(MATERIAL FOR THIS EXERCISE Opens)

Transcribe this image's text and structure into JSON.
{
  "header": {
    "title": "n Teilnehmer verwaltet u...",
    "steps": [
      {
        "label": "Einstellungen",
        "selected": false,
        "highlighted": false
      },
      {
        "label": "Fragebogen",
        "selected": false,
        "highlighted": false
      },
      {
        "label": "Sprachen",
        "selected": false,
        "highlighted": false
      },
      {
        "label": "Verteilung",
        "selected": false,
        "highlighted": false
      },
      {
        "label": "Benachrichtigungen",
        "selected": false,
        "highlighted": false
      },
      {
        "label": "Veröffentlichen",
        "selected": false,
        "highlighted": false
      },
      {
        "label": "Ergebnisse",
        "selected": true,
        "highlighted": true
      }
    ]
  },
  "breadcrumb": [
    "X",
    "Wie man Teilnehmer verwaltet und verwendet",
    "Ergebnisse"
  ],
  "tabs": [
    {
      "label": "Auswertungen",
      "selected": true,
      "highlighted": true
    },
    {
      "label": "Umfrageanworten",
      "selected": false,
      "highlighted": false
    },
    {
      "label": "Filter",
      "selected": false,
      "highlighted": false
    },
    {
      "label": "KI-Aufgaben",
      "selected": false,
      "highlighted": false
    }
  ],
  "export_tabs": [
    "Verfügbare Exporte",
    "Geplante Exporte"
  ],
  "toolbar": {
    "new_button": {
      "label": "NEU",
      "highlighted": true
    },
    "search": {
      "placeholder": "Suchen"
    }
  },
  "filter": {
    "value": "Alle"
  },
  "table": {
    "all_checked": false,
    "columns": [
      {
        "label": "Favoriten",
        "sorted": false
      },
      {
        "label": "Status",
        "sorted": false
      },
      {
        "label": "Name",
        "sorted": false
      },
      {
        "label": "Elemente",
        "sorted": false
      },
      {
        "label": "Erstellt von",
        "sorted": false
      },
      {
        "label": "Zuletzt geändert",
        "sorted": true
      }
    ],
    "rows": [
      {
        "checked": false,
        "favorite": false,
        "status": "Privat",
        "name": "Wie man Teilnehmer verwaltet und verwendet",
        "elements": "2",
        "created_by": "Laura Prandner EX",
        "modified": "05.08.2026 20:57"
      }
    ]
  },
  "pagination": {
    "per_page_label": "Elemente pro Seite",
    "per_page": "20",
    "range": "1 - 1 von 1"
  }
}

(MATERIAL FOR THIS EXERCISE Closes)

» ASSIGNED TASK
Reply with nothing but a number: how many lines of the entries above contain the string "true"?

» EXERCISE RESULT
6